on Tuesday housing starts rose 6.8 percent to a seasonally adjusted annual rate of 914,000 units. April's starts were revised
up to show a 856,000-unit pace instead of the previously reported 853,000 units.
by Reuters had expected groundbreaking to rise to a 950,000-unit rate last month.
are ramping up construction to meet demand for housing against the backdrop very low inventory, have been complaining about
labor shortages and increased material costs.
Sentiment among single-family home builders hit a
seven-year high in June, a report showed on Monday, amid optimism over current and future home sales.
Lean inventories are pushing up home prices, which are in turn boosting consumer confidence and spurring consumption,
helping soften the blow on the economy from tighter fiscal policy and slowing global demand.
Federal Reserve has targeted housing as channel to boost growth, through monthly purchases of $85 billion in government and
Though residential construction only accounts for about 2.5 percent

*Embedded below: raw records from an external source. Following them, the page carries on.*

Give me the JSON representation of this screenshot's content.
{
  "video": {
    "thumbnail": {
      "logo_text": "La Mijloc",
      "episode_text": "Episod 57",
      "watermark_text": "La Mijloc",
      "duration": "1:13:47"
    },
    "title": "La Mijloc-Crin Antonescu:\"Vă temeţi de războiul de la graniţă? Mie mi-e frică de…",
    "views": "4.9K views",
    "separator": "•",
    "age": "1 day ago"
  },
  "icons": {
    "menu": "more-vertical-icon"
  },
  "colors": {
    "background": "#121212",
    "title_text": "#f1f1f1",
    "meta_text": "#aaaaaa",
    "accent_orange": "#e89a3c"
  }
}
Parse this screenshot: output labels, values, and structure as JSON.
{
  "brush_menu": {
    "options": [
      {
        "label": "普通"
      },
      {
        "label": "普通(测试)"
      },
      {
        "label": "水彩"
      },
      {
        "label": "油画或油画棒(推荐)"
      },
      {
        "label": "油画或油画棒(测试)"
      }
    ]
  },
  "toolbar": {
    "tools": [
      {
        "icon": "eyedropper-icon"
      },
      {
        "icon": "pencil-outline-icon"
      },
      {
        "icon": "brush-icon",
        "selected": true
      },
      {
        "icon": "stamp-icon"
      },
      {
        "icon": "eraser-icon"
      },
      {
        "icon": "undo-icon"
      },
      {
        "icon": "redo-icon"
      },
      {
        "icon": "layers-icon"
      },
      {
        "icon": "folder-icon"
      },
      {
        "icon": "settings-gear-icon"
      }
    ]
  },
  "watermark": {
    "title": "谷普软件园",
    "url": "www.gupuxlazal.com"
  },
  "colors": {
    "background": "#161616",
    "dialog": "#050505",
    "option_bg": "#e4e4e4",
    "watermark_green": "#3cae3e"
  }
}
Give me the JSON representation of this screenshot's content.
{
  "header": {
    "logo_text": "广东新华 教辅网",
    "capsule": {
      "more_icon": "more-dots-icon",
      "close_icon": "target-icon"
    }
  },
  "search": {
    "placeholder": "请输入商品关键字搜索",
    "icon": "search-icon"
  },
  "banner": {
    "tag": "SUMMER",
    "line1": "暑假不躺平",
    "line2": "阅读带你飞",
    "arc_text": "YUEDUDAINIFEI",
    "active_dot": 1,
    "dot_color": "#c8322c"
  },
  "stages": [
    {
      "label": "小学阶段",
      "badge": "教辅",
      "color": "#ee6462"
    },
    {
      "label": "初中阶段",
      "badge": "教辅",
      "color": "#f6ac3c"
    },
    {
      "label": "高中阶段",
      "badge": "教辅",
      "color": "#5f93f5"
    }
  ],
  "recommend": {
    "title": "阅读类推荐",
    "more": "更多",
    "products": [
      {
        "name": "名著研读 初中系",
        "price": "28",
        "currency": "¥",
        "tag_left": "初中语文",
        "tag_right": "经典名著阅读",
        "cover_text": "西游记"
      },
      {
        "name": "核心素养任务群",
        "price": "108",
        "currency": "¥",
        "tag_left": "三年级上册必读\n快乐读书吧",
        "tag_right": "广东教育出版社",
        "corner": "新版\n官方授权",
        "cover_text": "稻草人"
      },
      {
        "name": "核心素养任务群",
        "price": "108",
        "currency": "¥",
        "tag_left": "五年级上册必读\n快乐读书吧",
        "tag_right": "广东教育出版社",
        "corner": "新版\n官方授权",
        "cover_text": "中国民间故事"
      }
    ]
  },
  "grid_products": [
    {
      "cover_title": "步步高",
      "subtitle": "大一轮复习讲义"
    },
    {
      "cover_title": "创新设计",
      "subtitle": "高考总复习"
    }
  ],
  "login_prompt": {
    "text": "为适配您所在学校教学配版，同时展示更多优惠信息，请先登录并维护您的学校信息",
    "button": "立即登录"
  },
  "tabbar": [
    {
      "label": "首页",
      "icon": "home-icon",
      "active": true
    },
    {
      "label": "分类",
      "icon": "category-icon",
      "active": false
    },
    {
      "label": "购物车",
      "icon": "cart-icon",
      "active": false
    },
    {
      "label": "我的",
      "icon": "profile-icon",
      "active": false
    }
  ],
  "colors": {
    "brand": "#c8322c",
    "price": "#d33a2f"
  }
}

of gross domestic product, housing has a wider reach on the economy. Analysts estimate that for every single-family home
built, at least three jobs lasting for a year are created.
Starts are expected to top a 1 million-unit
pace this year.
Last month, groundbreaking for single-family homes, the largest segment of the
market, rose 0.3 percent to a 599,000-unit pace. Starts for multi-family homes increased 21.6 percent to a 315,000-unit
Permits to build homes fell 3.1 percent last month to a 974,000-unit pace. Permits for multi-family
homes dropped 10 percent to a 352,000-unit rate. Permits for single-family homes rose 1.3 percent to a 622,000-units, the
highest since May 2008.